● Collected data

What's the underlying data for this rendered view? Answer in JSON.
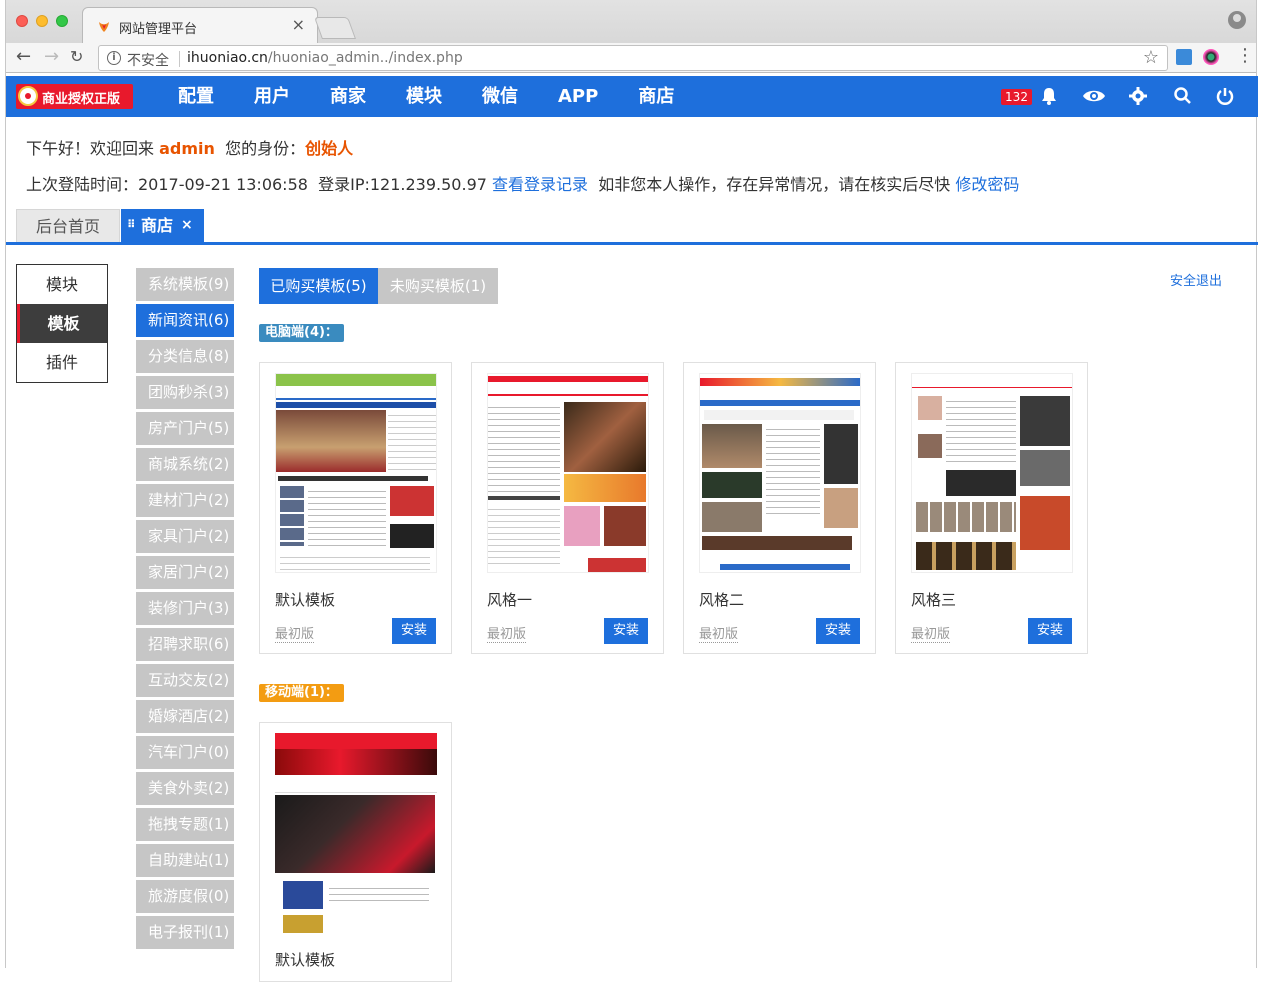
{
  "browser": {
    "tab_title": "网站管理平台",
    "tab_close": "×",
    "security_label": "不安全",
    "url_host": "ihuoniao.cn",
    "url_path": "/huoniao_admin../index.php"
  },
  "header": {
    "license_label": "商业授权正版",
    "nav": [
      "配置",
      "用户",
      "商家",
      "模块",
      "微信",
      "APP",
      "商店"
    ],
    "notification_count": "132"
  },
  "welcome": {
    "greeting_prefix": "下午好！欢迎回来",
    "username": "admin",
    "role_prefix": "您的身份：",
    "role": "创始人",
    "last_login_label": "上次登陆时间：2017-09-21 13:06:58",
    "login_ip_label": "登录IP:121.239.50.97",
    "login_history_link": "查看登录记录",
    "warning_text": "如非您本人操作，存在异常情况，请在核实后尽快",
    "change_password_link": "修改密码"
  },
  "page_tabs": {
    "home_label": "后台首页",
    "current_label": "商店",
    "close": "×"
  },
  "left_nav": [
    "模块",
    "模板",
    "插件"
  ],
  "categories": [
    "系统模板(9)",
    "新闻资讯(6)",
    "分类信息(8)",
    "团购秒杀(3)",
    "房产门户(5)",
    "商城系统(2)",
    "建材门户(2)",
    "家具门户(2)",
    "家居门户(2)",
    "装修门户(3)",
    "招聘求职(6)",
    "互动交友(2)",
    "婚嫁酒店(2)",
    "汽车门户(0)",
    "美食外卖(2)",
    "拖拽专题(1)",
    "自助建站(1)",
    "旅游度假(0)",
    "电子报刊(1)"
  ],
  "content": {
    "purchased_tab": "已购买模板(5)",
    "unpurchased_tab": "未购买模板(1)",
    "logout_link": "安全退出",
    "pc_section": "电脑端(4)：",
    "mobile_section": "移动端(1)：",
    "pc_templates": [
      {
        "name": "默认模板",
        "version": "最初版",
        "button": "安装"
      },
      {
        "name": "风格一",
        "version": "最初版",
        "button": "安装"
      },
      {
        "name": "风格二",
        "version": "最初版",
        "button": "安装"
      },
      {
        "name": "风格三",
        "version": "最初版",
        "button": "安装"
      }
    ],
    "mobile_templates": [
      {
        "name": "默认模板"
      }
    ]
  },
  "colors": {
    "brand_blue": "#1e6fdc",
    "accent_red": "#e8192c",
    "accent_orange": "#e85400"
  }
}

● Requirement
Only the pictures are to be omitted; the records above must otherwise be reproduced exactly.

● Finished task
What's the underlying data for this rendered view? Answer in JSON.
{
  "browser": {
    "tab_title": "网站管理平台",
    "tab_close": "×",
    "security_label": "不安全",
    "url_host": "ihuoniao.cn",
    "url_path": "/huoniao_admin../index.php"
  },
  "header": {
    "license_label": "商业授权正版",
    "nav": [
      "配置",
      "用户",
      "商家",
      "模块",
      "微信",
      "APP",
      "商店"
    ],
    "notification_count": "132"
  },
  "welcome": {
    "greeting_prefix": "下午好！欢迎回来",
    "username": "admin",
    "role_prefix": "您的身份：",
    "role": "创始人",
    "last_login_label": "上次登陆时间：2017-09-21 13:06:58",
    "login_ip_label": "登录IP:121.239.50.97",
    "login_history_link": "查看登录记录",
    "warning_text": "如非您本人操作，存在异常情况，请在核实后尽快",
    "change_password_link": "修改密码"
  },
  "page_tabs": {
    "home_label": "后台首页",
    "current_label": "商店",
    "close": "×"
  },
  "left_nav": [
    "模块",
    "模板",
    "插件"
  ],
  "categories": [
    "系统模板(9)",
    "新闻资讯(6)",
    "分类信息(8)",
    "团购秒杀(3)",
    "房产门户(5)",
    "商城系统(2)",
    "建材门户(2)",
    "家具门户(2)",
    "家居门户(2)",
    "装修门户(3)",
    "招聘求职(6)",
    "互动交友(2)",
    "婚嫁酒店(2)",
    "汽车门户(0)",
    "美食外卖(2)",
    "拖拽专题(1)",
    "自助建站(1)",
    "旅游度假(0)",
    "电子报刊(1)"
  ],
  "content": {
    "purchased_tab": "已购买模板(5)",
    "unpurchased_tab": "未购买模板(1)",
    "logout_link": "安全退出",
    "pc_section": "电脑端(4)：",
    "mobile_section": "移动端(1)：",
    "pc_templates": [
      {
        "name": "默认模板",
        "version": "最初版",
        "button": "安装"
      },
      {
        "name": "风格一",
        "version": "最初版",
        "button": "安装"
      },
      {
        "name": "风格二",
        "version": "最初版",
        "button": "安装"
      },
      {
        "name": "风格三",
        "version": "最初版",
        "button": "安装"
      }
    ],
    "mobile_templates": [
      {
        "name": "默认模板"
      }
    ]
  },
  "colors": {
    "brand_blue": "#1e6fdc",
    "accent_red": "#e8192c",
    "accent_orange": "#e85400"
  }
}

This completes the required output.